The skeleton of a medieval leprosy victim excavated from one of Britain's earliest known hospitals is shedding light on the genetic origins of the disfiguring disease leprosy.Leprosy is a bacterial infection which has afflicted humans for thousands of years - reaching epidemic levels during the Middle Ages - and is still affecting people today. However, the genetic origins of the disease are not well understood.
Researchers from the universities of Winchester and Surrey investigated the strain of leprosy found in St Mary Magdalen, a leprosy hospital cemetery in Winchester, Hampshire, founded in the mid to late Eleventh Century, probably as a response to the sudden spread of leprosy in England. Extensive tests were carried out on a skeleton excavated from the cemetery, including genotyping, radiocarbon dating and biomolecular analysis.
Dr Simon Roffey, Reader in Archaeology at the University of Winchester; Katie Tucker, Postdoctoral Research Fellow at the University of Winchester, and Dr Mike Taylor, a bioarchaeologist at the University of Surrey, and colleagues, discovered that the genome of Mycobacterium leprae, the bacterium which causes leprosy, has not significantly changed since the disease peaked in medieval Europe. This finding could explain why there was a decline in the transmission of leprosy, as resistance to the bacterium may have developed.
Radiocarbon dating shows that the remains were buried during the late Eleventh to early Twelfth Century. The research team believes that the medieval leprosy victim was a religious pilgrim of means, possibly from overseas as he was of mostly non-UK heritage. In addition to this single skeleton which was analysed in great detail, the research team found 86 per cent of all remains they studied at the burial site showed skeletal lesions indicating leprosy, the largest percentage recorded in Britain.
Genotyping the M. leprae strain sampled from the skeleton identified it as a strain commonly found today in cases from South-Central and Western Asia. Whilst other M. leprae strains examined at the Winchester leprosy cemetery were also of the same type, the strain sampled from the skeleton was found to be genetically distinct from these other cases.
However, although the research team identified the strain of leprosy the pilgrim contracted, it remains unclear whether he contracted leprosy before, during or after his pilgrimage.
The authors say: "Our findings confirm the benefits of a multidisciplinary approach which allows investigation of the wider relationship between leprosy, medieval pilgrimage and M.leprae transmission."
The University of Winchester's Department of Archaeology has been extensively researching St Mary Magdalen since 2007, led by Dr Roffey and Dr Phil Marter, Senior Lecturer in Applied Archaeological Techniques, and the site is used as a training excavation for undergraduate and postgraduate archaeology students studying at the University.
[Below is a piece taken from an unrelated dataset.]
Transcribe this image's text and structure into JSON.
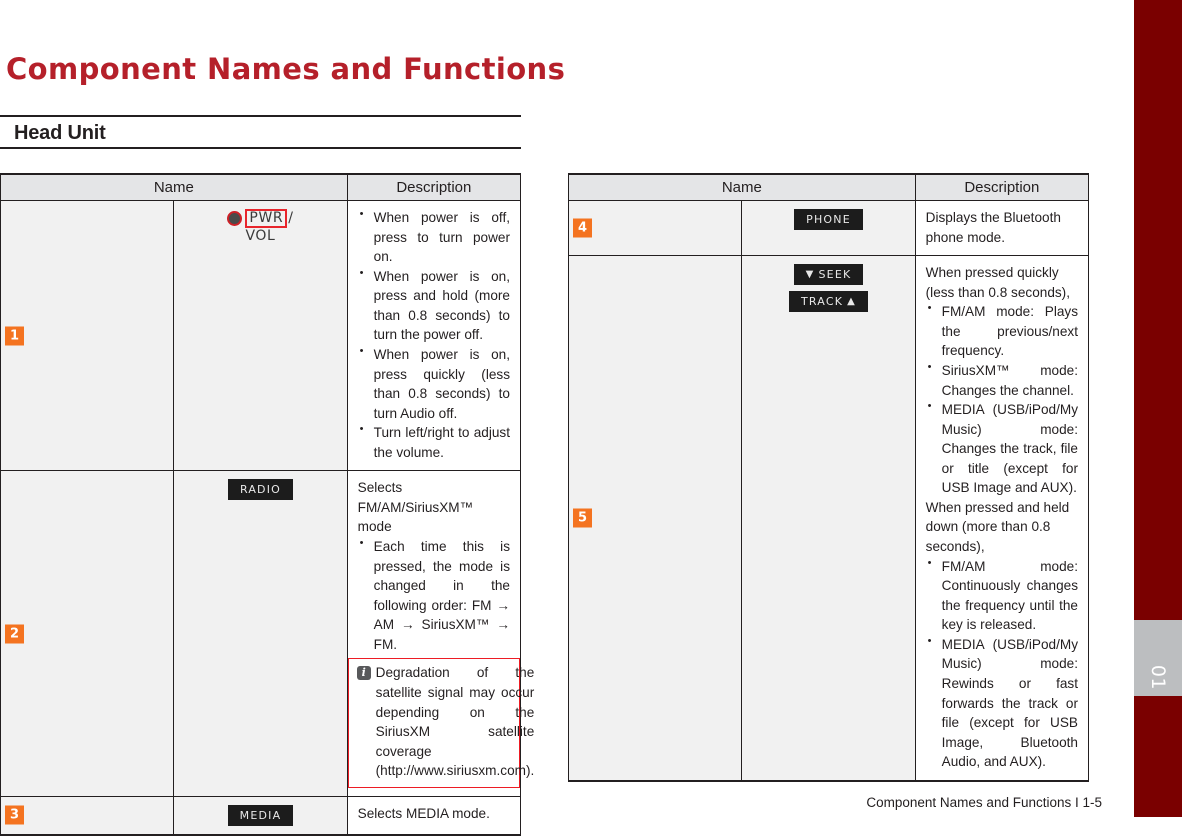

Dr Roffey says: "Work at the site has focused on the buildings, burials and artefacts with the aim of studying the history and development of the former medieval leprosy hospital. Now our work is feeding into the scientific origins of leprosy to give a greater understanding of the disease."
The results of the research are published in the journal PLOS Neglected Tropical Diseases HERE.